**Description of the task:** Please copy out the lines in the entries that contain "title".
____ Extracted data
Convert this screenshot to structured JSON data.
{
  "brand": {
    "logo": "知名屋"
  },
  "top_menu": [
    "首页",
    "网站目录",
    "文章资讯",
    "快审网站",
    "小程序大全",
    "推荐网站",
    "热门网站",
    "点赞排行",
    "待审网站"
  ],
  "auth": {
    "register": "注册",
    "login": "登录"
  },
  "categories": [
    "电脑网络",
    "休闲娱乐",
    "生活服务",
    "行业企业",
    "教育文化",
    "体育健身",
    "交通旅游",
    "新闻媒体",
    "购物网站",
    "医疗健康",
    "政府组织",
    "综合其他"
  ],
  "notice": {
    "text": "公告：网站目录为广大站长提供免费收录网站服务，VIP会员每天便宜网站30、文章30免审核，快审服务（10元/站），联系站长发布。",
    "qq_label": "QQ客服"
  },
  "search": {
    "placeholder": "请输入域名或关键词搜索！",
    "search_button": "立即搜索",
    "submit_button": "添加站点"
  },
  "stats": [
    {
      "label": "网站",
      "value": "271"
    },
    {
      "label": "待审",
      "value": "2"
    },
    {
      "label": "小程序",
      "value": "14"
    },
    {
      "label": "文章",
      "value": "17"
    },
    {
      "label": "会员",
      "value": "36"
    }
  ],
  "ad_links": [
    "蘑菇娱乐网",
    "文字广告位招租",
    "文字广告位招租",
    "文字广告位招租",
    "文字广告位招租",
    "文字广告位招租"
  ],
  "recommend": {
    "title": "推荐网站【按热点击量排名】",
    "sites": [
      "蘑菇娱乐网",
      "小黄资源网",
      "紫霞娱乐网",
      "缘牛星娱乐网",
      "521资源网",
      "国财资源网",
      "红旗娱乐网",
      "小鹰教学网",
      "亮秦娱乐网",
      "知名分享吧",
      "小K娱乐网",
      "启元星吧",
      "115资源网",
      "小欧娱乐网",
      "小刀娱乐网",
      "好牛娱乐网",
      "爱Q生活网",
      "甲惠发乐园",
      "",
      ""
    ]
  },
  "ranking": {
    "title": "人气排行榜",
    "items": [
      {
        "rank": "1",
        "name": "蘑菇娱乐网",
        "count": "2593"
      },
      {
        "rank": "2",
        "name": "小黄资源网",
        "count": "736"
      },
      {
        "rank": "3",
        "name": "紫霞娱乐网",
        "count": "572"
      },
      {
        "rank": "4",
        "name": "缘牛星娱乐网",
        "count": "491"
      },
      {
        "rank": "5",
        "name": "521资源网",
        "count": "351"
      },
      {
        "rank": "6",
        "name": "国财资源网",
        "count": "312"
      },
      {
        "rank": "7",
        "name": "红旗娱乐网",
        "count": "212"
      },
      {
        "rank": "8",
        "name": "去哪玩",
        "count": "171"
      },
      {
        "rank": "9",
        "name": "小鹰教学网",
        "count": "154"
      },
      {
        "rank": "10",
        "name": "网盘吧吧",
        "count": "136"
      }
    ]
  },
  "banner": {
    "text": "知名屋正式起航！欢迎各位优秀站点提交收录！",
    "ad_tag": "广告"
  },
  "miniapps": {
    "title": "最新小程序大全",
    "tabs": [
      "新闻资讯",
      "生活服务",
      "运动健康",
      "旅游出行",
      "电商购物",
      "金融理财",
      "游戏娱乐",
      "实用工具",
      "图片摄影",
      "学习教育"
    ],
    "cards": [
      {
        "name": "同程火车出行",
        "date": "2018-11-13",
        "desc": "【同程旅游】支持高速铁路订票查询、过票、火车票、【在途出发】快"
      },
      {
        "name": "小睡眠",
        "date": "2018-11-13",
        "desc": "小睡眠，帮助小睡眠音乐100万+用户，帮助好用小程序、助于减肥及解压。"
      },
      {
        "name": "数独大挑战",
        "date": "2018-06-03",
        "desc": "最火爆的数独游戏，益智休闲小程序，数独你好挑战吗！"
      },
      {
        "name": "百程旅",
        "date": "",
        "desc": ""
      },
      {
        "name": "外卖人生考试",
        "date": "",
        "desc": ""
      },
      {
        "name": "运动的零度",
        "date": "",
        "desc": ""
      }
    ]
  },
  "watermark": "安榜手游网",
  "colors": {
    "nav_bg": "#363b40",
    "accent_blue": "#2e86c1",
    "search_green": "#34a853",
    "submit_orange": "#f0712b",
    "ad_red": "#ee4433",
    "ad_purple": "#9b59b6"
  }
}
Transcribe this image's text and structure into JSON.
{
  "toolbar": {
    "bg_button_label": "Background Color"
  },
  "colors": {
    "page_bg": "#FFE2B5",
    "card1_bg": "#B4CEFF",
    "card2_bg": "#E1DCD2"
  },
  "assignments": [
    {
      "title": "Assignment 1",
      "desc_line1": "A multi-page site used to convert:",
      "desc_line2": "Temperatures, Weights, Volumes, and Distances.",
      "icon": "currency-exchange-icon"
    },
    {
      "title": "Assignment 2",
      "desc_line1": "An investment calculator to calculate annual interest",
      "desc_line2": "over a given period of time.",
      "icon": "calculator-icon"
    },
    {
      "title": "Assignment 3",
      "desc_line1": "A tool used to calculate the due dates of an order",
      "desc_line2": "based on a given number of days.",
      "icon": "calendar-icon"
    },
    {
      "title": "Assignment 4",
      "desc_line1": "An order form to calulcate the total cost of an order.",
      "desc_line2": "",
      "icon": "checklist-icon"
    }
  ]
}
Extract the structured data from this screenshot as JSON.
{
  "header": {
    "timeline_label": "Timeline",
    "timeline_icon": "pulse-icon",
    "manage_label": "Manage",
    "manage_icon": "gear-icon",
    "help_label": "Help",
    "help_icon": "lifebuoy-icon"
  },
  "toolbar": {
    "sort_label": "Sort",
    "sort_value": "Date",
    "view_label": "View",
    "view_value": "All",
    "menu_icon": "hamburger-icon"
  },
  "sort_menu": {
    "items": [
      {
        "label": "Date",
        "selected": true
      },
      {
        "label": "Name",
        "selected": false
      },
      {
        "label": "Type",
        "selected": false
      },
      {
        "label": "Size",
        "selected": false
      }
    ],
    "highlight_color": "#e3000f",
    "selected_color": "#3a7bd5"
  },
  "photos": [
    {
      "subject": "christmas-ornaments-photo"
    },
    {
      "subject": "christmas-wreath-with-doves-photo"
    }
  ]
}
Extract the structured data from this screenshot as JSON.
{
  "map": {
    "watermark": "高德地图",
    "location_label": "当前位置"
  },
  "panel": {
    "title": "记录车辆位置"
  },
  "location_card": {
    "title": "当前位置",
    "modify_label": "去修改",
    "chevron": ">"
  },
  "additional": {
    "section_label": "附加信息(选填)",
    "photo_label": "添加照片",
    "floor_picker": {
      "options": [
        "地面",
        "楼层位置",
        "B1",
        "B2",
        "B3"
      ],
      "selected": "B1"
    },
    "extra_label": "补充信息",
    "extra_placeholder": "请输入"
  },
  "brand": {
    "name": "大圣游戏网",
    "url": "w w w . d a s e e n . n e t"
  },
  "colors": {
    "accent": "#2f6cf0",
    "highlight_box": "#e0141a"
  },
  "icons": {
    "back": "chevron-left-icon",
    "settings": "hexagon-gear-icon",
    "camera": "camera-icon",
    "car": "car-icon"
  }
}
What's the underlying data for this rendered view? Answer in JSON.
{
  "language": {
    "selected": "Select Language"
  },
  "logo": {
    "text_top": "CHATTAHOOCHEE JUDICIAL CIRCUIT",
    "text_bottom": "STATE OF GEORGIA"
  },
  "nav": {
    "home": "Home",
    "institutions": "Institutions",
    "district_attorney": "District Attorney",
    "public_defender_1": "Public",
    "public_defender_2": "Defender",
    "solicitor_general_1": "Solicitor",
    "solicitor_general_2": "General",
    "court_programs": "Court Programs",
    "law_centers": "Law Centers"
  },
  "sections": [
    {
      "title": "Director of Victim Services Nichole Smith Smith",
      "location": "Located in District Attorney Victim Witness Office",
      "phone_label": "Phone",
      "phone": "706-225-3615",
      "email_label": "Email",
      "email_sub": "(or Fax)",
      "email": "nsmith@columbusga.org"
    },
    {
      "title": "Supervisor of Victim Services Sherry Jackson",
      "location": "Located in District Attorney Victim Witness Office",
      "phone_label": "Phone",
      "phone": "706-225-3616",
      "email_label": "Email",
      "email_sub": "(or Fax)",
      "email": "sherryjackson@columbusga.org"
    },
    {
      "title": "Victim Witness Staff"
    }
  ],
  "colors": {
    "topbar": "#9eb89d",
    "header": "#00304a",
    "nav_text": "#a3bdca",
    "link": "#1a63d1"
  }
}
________
**Exercise answer:**
    "title": "推荐网站【按热点击量排名】",
    "title": "人气排行榜",
    "title": "最新小程序大全",
      "title": "Assignment 1",
      "title": "Assignment 2",
      "title": "Assignment 3",
      "title": "Assignment 4",
    "title": "记录车辆位置"
    "title": "当前位置",
      "title": "Director of Victim Services Nichole Smith Smith",
      "title": "Supervisor of Victim Services Sherry Jackson",
      "title": "Victim Witness Staff"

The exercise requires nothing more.